Fantômas are accurate and the timing is like no other. Slayer’s drummer Dave Lombardo was greatly missed; he was replaced by Frank Zappa’s drummer Terry Bozzio who delivered his duty with style, though, unlike Lombardo, he played the drums by reading note sheets. What’s rock about that?
Sweden’s Dungen released one of last year’s best albums, Ta Det Lungt. This band is led by multi-instrumentalist Gustav Ejstes and musically they stand up well against the likes of the Move and the Creation, or at the very least, the Green Pajamas and Apples in Stereo, though they may be a little more proggy. It bothered me, though, how hippy looking they are. It’s 2005. They looked exactly like every other early seventies rock band, and Gustav even displayed a full bag of not-ironic-enough Robert Plant moves.
Sunday July 2
Joanna Newsom, Pavilion
A woman and her huge harp, Joanna Newsom’s show was a perfect first show on the last day of the festival.
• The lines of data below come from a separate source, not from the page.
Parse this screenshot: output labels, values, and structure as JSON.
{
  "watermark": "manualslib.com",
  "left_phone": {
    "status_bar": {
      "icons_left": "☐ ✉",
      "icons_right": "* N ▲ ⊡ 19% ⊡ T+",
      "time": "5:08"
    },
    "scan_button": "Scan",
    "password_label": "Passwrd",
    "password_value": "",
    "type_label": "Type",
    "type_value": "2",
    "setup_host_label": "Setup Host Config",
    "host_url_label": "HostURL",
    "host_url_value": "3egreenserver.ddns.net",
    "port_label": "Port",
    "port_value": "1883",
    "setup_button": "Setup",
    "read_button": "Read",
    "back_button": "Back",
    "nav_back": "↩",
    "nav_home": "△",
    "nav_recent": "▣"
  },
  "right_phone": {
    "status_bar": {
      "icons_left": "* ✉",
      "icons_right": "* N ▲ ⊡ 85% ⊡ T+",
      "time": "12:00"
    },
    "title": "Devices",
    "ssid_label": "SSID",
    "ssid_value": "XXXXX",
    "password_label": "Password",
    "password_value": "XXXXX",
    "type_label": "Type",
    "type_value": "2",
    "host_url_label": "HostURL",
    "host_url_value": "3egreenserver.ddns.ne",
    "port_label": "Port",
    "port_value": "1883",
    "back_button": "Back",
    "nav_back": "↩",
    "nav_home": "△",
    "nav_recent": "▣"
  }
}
She’s a classically trained harpist that has dedicated her abilities to her own brand of poetic and eerie folk music. Her voice is fragile and eccentric and sometimes akin to a baby Björk. She was joined by Devendra Banhart and his band for one song.
The Go! Team, Odeon
This Brighton band was delightfully different from their album “Thunder, Lightning, Strike.” The show was more vocals-orientated than their record, and Ninja (their lead singer) sure knew how to get the crowd to move.
Bloc Party, Odeon
In the festival booklet the promoters told us to “believe the hype”… oh well, I was going to see them anyway. The buzz about this band has been enormous and their full-length release “Silent Alarm” is quite good actually. I had been told before that they weren’t so impressive live, and that’s exactly what I witnessed. They appeared completely flat and cold, without any sense of danger or excitement or energy.
Bright Eyes, Odeon/Brian Wilson, Orange Stage
I had been waiting and not waiting for this the whole festival. Bright Eyes and Brian Wilson playing at the same time, what could I do? I decided to go and see the first songs of Bright Eyes’ set and then move on to the Orange stage to see Brian Wilson and the Wondermints. The Odeon was pretty packed and I was pretty eager to witness what was going to be one of the best shows. Conor Oberst (Bright Eyes) and his back up band The Faint, who delivered a thrilling show earlier the same day, kept the crowd waiting, which bothered me a bit because didn’t want to spare a second. One by one they hit the stage, and Conor dragged along last clad in black like a ghost.
The program consisted of songs from Digital Ash In a Digital Urn and the electric atmosphere rushed from the speakers. Curiously, after four songs, Conor asked the members of the band if they had a cigarette, and no one had one. Suddenly a packet of smokes came flying from the crowd, and the entire band sat down for a few minutes of cigarette break, with Conor explaining to the crowd that the band “might have been on tour for too long.” The crowd watched him smoke for five minutes, then I watched one more song and rushed to get to Brian Wilson.
I was just in time to see and hear Brian Wilson and The Wondermints perform “God Only Knows” which is without a doubt one of the most beautiful songs ever written. The Wondermints is a band led by Nick Walusko and Darian Sahanaja, and they mostly led Brian also through this set. He appeared confused, nervous and a bit out of it.
I had been told before the show that they no longer play songs from the lost masterpiece “Smile”, but, thankfully, Brian introduced “some songs that will make you smile” and then came “Our Prayer”, “Heroes and Villains” and “Good Vibrations”. Then followed older classics like “Barbra Ann”, “Help Me Rhonda”, “Surfin’ USA”, “I Get Around” and lesser known tracks like “Little Saint Nick” and “Sailor, Sailor”. Despite Brian’s condition, I walked way pleased knowing that I’ve seen a man who wrote many of the best songs in modern music.

Support The Reykjavík Grapevine!
Buy subscriptions, t-shirts and more from our shop right here!


Show Me More!